■ **The records**

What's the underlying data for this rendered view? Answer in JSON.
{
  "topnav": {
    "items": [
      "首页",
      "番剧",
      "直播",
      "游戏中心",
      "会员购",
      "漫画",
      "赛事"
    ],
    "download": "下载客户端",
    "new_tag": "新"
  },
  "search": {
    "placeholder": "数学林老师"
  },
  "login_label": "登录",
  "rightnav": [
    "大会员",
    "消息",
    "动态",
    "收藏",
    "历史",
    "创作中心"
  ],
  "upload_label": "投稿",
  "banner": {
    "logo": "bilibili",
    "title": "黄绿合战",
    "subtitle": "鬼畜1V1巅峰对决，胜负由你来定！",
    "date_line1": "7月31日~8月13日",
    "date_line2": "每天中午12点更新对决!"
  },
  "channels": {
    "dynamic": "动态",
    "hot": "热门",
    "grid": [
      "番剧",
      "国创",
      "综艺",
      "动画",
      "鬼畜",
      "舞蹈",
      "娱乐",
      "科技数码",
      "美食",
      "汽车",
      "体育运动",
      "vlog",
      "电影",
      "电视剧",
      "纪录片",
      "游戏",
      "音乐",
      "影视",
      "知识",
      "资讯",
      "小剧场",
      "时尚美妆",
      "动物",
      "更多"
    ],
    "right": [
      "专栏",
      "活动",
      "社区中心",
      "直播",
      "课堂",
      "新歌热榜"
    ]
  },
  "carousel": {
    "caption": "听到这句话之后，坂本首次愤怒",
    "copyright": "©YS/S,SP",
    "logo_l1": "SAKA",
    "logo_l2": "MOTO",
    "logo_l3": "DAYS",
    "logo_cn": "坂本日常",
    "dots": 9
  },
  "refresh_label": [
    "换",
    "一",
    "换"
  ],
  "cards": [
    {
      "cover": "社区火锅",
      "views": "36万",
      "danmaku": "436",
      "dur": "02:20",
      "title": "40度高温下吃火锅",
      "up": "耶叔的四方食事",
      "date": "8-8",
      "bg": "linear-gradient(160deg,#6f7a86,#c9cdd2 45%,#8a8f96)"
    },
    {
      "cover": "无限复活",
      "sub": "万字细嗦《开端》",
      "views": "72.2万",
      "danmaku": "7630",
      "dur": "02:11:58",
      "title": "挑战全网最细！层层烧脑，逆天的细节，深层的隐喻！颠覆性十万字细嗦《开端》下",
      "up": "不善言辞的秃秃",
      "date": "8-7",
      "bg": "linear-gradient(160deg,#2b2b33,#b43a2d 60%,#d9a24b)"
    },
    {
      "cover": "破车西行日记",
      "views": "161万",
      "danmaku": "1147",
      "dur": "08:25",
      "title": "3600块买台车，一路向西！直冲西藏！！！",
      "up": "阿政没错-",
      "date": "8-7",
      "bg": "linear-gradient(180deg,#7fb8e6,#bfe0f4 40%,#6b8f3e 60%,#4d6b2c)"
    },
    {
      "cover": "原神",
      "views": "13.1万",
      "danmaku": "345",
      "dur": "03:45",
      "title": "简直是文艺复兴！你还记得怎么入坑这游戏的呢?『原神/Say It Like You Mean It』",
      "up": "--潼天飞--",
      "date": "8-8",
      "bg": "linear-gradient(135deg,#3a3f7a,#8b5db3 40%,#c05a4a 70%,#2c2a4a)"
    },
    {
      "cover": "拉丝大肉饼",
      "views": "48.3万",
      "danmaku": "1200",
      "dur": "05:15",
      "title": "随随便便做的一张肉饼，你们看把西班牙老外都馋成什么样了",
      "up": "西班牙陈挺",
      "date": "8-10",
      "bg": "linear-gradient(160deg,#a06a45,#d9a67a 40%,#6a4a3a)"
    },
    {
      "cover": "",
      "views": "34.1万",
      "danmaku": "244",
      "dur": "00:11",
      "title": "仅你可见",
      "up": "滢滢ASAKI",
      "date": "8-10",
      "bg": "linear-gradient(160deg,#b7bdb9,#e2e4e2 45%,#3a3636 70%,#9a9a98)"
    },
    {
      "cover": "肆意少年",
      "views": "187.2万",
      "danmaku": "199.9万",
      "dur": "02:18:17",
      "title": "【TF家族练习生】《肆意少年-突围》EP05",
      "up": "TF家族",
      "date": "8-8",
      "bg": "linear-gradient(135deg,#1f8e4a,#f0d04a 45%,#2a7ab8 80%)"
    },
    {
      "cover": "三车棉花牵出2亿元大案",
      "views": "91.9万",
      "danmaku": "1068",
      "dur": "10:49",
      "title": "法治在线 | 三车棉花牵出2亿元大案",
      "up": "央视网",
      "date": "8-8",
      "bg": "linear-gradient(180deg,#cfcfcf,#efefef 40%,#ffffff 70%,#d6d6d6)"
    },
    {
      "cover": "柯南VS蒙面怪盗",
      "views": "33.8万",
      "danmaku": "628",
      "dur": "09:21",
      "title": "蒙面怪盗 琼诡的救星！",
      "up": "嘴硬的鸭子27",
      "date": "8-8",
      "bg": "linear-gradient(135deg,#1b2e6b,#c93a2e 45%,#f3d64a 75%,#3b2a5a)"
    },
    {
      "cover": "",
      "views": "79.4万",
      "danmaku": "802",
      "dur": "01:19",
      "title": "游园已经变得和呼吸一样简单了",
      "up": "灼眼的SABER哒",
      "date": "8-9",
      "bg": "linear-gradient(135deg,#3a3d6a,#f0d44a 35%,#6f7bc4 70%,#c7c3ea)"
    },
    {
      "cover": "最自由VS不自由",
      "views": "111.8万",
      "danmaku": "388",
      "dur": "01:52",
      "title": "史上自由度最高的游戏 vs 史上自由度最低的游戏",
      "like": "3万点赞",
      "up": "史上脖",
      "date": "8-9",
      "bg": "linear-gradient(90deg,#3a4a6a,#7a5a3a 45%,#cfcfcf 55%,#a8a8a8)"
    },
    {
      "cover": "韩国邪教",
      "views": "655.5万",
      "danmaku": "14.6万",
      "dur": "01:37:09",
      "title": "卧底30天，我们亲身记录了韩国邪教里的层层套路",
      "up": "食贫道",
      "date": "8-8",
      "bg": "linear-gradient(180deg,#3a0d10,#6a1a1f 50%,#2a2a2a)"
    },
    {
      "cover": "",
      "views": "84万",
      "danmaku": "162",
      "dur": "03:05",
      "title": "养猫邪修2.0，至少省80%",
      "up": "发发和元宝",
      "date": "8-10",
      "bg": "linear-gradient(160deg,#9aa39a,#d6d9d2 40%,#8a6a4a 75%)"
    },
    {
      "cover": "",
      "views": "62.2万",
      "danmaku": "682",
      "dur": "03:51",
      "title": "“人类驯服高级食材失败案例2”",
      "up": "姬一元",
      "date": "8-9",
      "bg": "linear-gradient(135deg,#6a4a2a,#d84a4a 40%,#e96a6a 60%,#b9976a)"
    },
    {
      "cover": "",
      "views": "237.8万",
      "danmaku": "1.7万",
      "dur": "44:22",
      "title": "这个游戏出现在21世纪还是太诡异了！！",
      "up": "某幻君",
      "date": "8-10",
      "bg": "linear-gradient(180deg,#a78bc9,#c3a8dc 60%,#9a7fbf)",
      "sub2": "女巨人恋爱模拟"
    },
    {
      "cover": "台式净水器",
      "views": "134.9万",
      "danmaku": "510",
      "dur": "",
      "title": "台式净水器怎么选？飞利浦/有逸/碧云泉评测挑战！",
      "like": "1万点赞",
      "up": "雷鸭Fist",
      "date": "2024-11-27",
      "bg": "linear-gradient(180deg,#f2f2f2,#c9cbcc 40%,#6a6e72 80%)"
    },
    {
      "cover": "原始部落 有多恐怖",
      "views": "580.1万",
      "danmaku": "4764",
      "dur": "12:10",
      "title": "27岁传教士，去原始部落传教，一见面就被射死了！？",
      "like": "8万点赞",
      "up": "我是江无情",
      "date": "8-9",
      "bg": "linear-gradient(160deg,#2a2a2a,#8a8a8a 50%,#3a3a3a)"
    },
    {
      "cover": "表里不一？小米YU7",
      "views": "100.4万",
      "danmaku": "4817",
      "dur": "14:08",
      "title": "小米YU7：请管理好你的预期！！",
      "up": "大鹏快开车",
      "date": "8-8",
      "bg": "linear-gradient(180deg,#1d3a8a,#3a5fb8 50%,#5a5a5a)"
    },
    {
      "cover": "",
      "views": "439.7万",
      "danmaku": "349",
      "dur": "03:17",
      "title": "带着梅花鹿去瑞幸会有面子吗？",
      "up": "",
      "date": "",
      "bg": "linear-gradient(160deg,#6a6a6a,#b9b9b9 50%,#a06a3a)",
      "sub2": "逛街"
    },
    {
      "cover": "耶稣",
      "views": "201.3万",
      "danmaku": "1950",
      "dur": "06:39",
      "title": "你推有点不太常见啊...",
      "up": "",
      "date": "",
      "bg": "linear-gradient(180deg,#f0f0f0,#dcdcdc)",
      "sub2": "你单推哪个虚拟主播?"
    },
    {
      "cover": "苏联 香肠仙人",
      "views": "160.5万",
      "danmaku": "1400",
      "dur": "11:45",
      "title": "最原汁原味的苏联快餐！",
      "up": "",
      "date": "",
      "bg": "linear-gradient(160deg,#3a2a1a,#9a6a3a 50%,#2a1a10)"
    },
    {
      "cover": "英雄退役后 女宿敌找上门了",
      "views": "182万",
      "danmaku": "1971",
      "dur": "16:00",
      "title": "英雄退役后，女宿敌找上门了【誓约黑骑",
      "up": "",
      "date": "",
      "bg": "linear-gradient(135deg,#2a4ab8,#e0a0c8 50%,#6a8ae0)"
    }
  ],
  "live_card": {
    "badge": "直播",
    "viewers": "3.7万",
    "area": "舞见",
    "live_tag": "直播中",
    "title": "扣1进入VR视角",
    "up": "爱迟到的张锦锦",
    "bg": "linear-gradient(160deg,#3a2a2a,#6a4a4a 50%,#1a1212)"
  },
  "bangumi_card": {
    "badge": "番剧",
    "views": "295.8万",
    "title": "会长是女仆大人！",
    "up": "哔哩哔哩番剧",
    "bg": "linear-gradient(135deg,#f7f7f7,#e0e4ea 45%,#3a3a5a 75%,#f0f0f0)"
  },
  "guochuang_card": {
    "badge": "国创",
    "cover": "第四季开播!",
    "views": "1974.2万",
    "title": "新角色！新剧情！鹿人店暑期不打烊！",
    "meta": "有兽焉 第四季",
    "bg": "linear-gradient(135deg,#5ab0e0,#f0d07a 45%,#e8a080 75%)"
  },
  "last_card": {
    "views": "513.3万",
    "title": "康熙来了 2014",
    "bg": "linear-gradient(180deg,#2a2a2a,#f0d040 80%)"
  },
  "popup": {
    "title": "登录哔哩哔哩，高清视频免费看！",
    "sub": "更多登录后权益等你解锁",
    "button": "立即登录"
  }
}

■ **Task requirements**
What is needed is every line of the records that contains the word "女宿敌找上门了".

■ **Exercise answer**
      "cover": "英雄退役后 女宿敌找上门了",
      "title": "英雄退役后，女宿敌找上门了【誓约黑骑",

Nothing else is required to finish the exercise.